By Monica Holland for The Fayetteville Observer—They used to be prominent, cropping up from the land like the yellowing leaves they’d housed across miles and miles of Carolina farm country.
A monument to the charm of country life, tobacco barns have stood for everything from good, honest work to the trust and reliance of family to the camaraderie of people with a job to do.
But now they’re all falling down.
“My heart goes out to these old, useless things from a bygone era,” says Steve Starling, whose father and grandfather worked the Sampson County soil for a living. “Unfortunately, in farming there are plenty of things like that, but I guess tobacco barns have become so useless that folks don’t even tear them down.”
By the time Starling came along, modular, metal, rack-bearing barns had replaced many of the old, high-gabled 20-foot-by-20-foot wooden barns for curing tobacco.

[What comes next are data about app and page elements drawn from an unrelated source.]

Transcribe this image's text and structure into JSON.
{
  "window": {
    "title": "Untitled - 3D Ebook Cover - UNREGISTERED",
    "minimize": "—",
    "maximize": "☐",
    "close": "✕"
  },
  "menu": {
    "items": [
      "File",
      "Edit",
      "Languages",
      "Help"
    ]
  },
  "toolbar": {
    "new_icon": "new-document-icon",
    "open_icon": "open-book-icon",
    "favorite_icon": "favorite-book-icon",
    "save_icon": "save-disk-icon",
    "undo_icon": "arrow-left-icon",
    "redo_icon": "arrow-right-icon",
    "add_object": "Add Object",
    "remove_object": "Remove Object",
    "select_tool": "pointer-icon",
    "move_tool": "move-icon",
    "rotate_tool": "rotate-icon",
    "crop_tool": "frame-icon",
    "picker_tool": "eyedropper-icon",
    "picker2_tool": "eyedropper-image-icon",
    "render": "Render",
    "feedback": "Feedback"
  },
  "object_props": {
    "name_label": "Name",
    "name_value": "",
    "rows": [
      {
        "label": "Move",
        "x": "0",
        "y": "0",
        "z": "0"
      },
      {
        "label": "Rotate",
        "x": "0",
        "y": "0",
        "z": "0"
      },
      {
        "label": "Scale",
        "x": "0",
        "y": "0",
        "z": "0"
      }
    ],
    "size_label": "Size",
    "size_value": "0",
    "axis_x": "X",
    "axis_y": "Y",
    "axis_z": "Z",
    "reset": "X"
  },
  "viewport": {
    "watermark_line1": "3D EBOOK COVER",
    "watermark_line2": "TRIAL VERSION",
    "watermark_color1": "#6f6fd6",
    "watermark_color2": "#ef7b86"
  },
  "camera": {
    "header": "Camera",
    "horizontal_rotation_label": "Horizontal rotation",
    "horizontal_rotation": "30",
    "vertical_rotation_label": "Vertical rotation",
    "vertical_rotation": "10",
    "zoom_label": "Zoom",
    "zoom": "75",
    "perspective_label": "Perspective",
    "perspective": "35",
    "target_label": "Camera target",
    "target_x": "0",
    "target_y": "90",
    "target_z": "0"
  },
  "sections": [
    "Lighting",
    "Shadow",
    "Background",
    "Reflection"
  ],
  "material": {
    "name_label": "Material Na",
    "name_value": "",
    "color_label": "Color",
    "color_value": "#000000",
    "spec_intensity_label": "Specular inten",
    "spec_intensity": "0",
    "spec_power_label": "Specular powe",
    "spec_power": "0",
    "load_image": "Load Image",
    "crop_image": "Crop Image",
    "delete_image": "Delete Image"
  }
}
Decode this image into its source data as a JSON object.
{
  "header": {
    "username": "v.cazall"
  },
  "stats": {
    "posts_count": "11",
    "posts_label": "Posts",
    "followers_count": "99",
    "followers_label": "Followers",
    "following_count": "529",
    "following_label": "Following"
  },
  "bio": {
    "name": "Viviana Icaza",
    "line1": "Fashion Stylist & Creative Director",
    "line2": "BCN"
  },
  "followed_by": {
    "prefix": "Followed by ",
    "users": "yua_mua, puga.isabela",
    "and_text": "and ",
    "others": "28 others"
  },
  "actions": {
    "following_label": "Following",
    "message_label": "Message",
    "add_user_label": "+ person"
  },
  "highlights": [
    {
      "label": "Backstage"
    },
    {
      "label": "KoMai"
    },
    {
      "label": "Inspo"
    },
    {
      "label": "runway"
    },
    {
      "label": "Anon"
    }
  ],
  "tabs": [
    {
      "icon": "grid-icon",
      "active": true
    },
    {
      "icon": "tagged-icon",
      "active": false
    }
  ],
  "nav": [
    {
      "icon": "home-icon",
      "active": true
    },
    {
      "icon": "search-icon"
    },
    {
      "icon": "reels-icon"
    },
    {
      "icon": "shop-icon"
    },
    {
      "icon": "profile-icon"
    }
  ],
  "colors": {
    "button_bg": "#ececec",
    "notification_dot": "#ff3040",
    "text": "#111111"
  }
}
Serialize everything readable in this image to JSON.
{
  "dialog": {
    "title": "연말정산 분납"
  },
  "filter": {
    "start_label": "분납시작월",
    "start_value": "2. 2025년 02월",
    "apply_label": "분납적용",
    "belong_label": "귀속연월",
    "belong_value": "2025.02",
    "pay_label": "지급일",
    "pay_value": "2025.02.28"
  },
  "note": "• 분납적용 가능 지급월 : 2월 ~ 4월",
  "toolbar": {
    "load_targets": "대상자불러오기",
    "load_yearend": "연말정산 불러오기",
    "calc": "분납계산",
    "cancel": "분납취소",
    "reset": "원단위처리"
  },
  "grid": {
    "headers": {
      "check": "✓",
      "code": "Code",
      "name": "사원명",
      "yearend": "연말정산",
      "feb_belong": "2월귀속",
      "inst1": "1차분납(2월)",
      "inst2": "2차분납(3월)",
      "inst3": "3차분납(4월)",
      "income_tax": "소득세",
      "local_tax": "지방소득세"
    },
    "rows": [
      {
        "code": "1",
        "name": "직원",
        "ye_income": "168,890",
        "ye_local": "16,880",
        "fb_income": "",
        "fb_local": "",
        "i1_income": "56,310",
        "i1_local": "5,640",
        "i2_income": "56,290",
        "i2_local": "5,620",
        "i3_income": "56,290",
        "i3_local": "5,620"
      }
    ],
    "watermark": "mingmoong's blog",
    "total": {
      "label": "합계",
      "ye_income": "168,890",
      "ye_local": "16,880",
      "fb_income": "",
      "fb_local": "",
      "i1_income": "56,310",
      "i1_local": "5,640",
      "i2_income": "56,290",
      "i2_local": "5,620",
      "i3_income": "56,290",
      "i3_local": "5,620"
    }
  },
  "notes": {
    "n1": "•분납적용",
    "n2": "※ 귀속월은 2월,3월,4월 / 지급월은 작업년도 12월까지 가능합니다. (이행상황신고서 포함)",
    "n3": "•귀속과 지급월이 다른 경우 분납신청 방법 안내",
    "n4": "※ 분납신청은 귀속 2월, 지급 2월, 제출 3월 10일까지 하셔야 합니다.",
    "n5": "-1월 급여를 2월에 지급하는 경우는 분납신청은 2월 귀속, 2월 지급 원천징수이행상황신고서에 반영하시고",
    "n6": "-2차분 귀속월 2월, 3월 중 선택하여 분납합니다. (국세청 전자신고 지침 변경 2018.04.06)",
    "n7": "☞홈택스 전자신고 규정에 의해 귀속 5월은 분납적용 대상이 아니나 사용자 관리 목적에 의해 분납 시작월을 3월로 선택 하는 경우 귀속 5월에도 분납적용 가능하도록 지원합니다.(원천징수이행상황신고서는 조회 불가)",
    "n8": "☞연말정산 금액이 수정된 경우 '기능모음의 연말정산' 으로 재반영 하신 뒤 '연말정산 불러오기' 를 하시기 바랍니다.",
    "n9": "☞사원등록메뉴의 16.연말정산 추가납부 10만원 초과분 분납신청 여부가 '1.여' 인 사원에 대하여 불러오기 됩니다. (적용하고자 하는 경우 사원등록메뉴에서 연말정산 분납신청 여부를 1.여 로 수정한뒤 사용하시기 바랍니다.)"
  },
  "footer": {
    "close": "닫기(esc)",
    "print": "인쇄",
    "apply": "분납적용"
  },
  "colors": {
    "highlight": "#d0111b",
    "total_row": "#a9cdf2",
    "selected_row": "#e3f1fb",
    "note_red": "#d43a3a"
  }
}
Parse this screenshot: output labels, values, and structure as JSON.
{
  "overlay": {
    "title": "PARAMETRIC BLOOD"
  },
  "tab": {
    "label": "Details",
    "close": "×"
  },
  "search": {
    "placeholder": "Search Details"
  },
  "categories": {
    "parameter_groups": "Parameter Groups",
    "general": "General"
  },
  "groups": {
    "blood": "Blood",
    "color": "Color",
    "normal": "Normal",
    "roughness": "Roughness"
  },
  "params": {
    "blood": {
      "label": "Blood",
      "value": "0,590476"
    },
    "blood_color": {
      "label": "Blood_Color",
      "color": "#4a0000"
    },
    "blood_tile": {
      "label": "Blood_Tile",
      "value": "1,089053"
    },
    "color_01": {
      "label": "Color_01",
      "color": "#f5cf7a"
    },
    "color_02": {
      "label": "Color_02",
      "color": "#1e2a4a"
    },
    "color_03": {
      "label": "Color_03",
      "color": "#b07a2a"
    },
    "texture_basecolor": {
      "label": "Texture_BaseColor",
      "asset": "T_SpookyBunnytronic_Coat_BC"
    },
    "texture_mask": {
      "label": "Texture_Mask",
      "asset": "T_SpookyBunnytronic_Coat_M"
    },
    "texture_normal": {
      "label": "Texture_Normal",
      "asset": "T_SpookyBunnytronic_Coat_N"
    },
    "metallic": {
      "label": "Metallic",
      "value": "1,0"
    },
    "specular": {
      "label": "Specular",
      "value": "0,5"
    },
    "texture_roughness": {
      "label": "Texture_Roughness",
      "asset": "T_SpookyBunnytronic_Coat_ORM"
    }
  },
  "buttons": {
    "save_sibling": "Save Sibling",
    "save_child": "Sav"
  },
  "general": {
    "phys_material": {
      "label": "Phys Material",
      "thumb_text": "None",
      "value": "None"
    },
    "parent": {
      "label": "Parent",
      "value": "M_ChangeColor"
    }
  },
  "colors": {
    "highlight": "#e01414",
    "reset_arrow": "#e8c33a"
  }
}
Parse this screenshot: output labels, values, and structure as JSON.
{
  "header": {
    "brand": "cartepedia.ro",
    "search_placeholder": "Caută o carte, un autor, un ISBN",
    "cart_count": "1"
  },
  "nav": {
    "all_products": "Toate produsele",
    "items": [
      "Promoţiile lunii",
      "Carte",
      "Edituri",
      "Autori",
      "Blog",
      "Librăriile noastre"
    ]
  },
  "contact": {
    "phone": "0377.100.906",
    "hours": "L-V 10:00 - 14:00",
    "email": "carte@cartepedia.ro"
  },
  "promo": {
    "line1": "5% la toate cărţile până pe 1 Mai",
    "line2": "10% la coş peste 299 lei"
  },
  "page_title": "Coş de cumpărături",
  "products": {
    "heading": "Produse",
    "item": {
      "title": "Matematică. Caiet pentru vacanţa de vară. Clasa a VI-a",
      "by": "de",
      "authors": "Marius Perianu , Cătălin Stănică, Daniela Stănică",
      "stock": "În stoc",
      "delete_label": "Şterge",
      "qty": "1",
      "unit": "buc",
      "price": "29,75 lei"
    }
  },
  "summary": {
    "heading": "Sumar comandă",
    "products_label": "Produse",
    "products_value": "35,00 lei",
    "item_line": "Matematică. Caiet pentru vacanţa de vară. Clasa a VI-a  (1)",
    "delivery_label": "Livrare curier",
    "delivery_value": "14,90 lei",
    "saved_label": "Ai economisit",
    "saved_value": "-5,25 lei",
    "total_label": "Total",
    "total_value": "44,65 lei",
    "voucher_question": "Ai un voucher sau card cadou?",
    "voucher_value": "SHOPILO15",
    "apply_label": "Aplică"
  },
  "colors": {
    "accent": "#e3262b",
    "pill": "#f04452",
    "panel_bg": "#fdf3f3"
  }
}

Excerpt, read more and view the photographs at http://www.fayobserver.com/entertainmentlife/20180505/tobacco-barn-photos-show-appreciation-for-farming-history